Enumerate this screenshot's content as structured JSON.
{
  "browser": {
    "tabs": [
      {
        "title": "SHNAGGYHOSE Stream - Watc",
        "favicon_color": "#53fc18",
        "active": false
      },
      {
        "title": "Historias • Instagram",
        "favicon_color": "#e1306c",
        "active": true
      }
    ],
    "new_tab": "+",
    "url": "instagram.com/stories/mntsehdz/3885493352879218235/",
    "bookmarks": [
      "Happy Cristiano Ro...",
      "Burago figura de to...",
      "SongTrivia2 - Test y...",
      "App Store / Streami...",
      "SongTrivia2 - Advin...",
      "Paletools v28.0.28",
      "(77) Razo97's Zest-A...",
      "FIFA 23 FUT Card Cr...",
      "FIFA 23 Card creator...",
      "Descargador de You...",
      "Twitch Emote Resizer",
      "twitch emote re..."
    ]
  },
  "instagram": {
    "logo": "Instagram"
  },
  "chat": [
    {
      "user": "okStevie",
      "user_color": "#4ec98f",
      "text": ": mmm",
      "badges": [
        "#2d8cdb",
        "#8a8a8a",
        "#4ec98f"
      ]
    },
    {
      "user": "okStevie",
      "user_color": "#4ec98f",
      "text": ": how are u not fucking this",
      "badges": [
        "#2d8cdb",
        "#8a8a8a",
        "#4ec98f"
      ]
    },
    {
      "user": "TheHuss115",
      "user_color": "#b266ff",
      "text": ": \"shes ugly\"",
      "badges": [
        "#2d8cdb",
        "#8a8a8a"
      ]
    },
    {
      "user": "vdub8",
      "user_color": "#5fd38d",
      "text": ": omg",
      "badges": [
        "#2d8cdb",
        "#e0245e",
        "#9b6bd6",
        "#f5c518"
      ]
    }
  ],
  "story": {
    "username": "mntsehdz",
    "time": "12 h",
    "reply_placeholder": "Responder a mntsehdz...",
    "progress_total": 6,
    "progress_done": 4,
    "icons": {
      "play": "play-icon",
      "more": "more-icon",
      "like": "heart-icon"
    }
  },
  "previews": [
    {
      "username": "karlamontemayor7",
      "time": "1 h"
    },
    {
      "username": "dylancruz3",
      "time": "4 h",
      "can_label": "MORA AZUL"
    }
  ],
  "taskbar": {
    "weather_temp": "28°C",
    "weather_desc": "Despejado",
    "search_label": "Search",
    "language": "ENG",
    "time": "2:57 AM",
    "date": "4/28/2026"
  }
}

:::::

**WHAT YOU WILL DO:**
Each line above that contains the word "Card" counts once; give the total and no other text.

**SOLUTION FOR THIS PROBLEM:**
2